Learn to unwind
The stream of bad news can be overwhelming, and even the safe space of the cosplay community may feel toxic if you are in an unhappy, unproductive place yourself. It is important to recognize when you need a break and just turn off social media for a while.
Some ways to go offline: uninstall the app from your phone or log off, so it takes a conscious decision to start it up again. Put the phone in another room for the rest of the day. Use an app like Offtime or AppDetox that lets you limit your time spent on the phone or on certain apps. Google (Digital Wellbeing) and Apple (Screentime) both have built-in apps to track your phone usage, too.
You can also schedule your social media posts if you feel the obligation to post something, but don’t have the energy to be online constantly.
Do something else to take your mind off things. Craft or sew if you can muster the energy. Play a game, read a book. Work out or clean the house. Go outside and catch some fresh air (if allowed and safe where you live). Call a friend and just chat.
For those who often suffer from FOMO (fear of missing out), the lack of conventions and other social gatherings might actually come as a relief. Realize that it is not in your power to change the current situation, and roll with it. Use the opportunity to reflect on your own needs.
Don’t feel guilty
Far too often, cosplay and social media can feel like a competition.
If you don’t have the strength right now to entertain and to be creative, then that it is perfectly fine. Focus on self-care, and reach out to your loved ones or to friends in the cosplay community who are also struggling. They need you more than your social media accounts.
Do not beat yourself up about having to be productive. If all you can do is stay alive and sane, then that is enough!
Be ready for post-pandemic life
I know we all can’t wait to „get back to normal“. However, we need to realize that the world will be a different place when we emerge from home quarantine. The threat will linger until an effective cure or a vaccine has been found and administered worldwide, which may take years. Rather than life after corona, we are talking about life with corona.
Conventions will happen, but they will be different. Maybe smaller, or with more space built into the venue design. There will need to be more security and stricter hygiene measures. Maybe you will need to register for side events to reserve a seat. Expect to see everyone wearing masks in a crowd or when talking to the artists. When I imagine conventions in the year 2021, they look less spontaneous, more restrained, but also more respectful.

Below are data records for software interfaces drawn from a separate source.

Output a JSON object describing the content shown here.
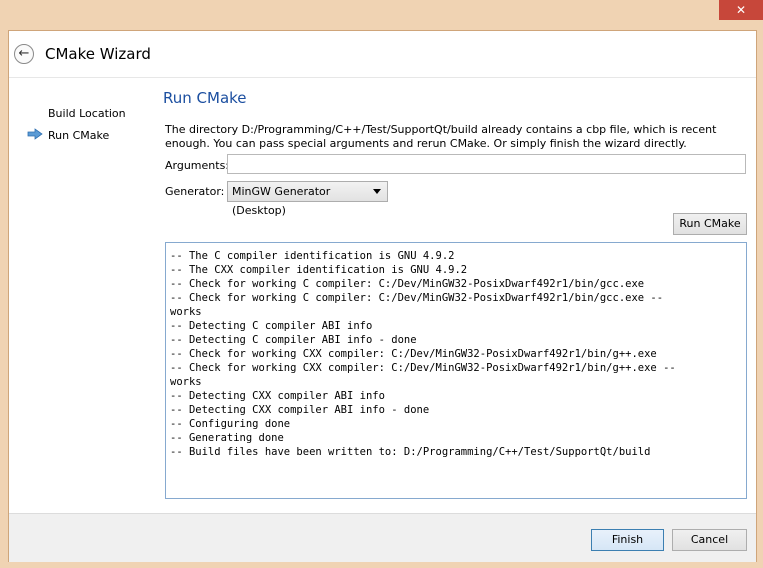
{
  "window": {
    "close_glyph": "✕"
  },
  "header": {
    "title": "CMake Wizard",
    "back_glyph": "←"
  },
  "sidebar": {
    "items": [
      {
        "label": "Build Location"
      },
      {
        "label": "Run CMake",
        "current": true
      }
    ]
  },
  "page": {
    "title": "Run CMake",
    "description": "The directory D:/Programming/C++/Test/SupportQt/build already contains a cbp file, which is recent enough. You can pass special arguments and rerun CMake. Or simply finish the wizard directly.",
    "arguments_label": "Arguments:",
    "arguments_value": "",
    "generator_label": "Generator:",
    "generator_value": "MinGW Generator (Desktop)",
    "run_button": "Run CMake"
  },
  "log": [
    "-- The C compiler identification is GNU 4.9.2",
    "-- The CXX compiler identification is GNU 4.9.2",
    "-- Check for working C compiler: C:/Dev/MinGW32-PosixDwarf492r1/bin/gcc.exe",
    "-- Check for working C compiler: C:/Dev/MinGW32-PosixDwarf492r1/bin/gcc.exe --",
    "works",
    "-- Detecting C compiler ABI info",
    "-- Detecting C compiler ABI info - done",
    "-- Check for working CXX compiler: C:/Dev/MinGW32-PosixDwarf492r1/bin/g++.exe",
    "-- Check for working CXX compiler: C:/Dev/MinGW32-PosixDwarf492r1/bin/g++.exe --",
    "works",
    "-- Detecting CXX compiler ABI info",
    "-- Detecting CXX compiler ABI info - done",
    "-- Configuring done",
    "-- Generating done",
    "-- Build files have been written to: D:/Programming/C++/Test/SupportQt/build"
  ],
  "footer": {
    "finish_label": "Finish",
    "cancel_label": "Cancel"
  },
  "colors": {
    "accent": "#1c4fa0",
    "close": "#c7473a",
    "frame": "#f0d3b3"
  },
  "icons": {
    "current_step": "right-arrow-icon",
    "back": "back-arrow-icon"
  }
}
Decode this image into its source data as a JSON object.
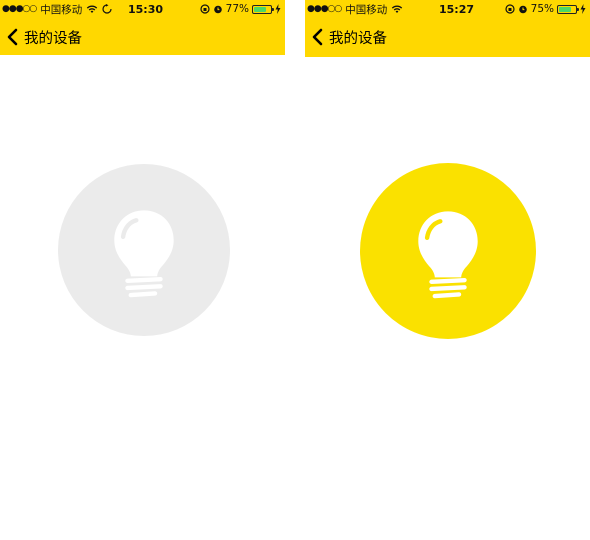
{
  "screens": [
    {
      "status": {
        "signal": "●●●○○",
        "carrier": "中国移动",
        "wifi_icon": "wifi-icon",
        "sync_icon": "sync-icon",
        "time": "15:30",
        "battery_percent": "77%",
        "battery_level": 0.77
      },
      "nav": {
        "back_icon": "chevron-left-icon",
        "title": "我的设备"
      },
      "bulb": {
        "state": "off",
        "circle_color": "#EBEBEB",
        "icon": "lightbulb-icon"
      }
    },
    {
      "status": {
        "signal": "●●●○○",
        "carrier": "中国移动",
        "wifi_icon": "wifi-icon",
        "time": "15:27",
        "battery_percent": "75%",
        "battery_level": 0.75
      },
      "nav": {
        "back_icon": "chevron-left-icon",
        "title": "我的设备"
      },
      "bulb": {
        "state": "on",
        "circle_color": "#FAE100",
        "icon": "lightbulb-icon"
      }
    }
  ],
  "colors": {
    "header": "#FFD800",
    "battery_fill": "#4CD964",
    "bulb_glyph": "#FFFFFF"
  }
}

When you’re at an event, overwhelmed by new impressions and new people, you should find a way to express your excitement while also respecting personal space. What was a matter of courtesy before corona is now a life-saver: do not touch people without their consent, keep your distance when you talk to them, do not run into people on the con floor or breathe down their neck when you stand in line.
Now is a good time to practice your hygienic routine for life after quarantine: with frequent hand-washing, awareness of who and what you touch, equipped with a bottle of hand sanitizer and a spare face mask in your handbag at all times. Even if your local regulations are more lax, get used to wearing a mask in public – it’s the responsible thing to do, and it’ll come in handy when you attend an event that makes masks mandatory. Make the mask a part of your outfit, like coordinated shoes or eyeshadow. A fun way to deal with this is to sew a matching mask to go with each costume!
I hope you found something in this list that inspires you. If you have more ideas and helpful resources for cosplayers, share them in the comments!
Please take care and stay safe. I’d love to see you at a convention again soon.
Ein Gedanke zu “Cosplayers in Times of Corona”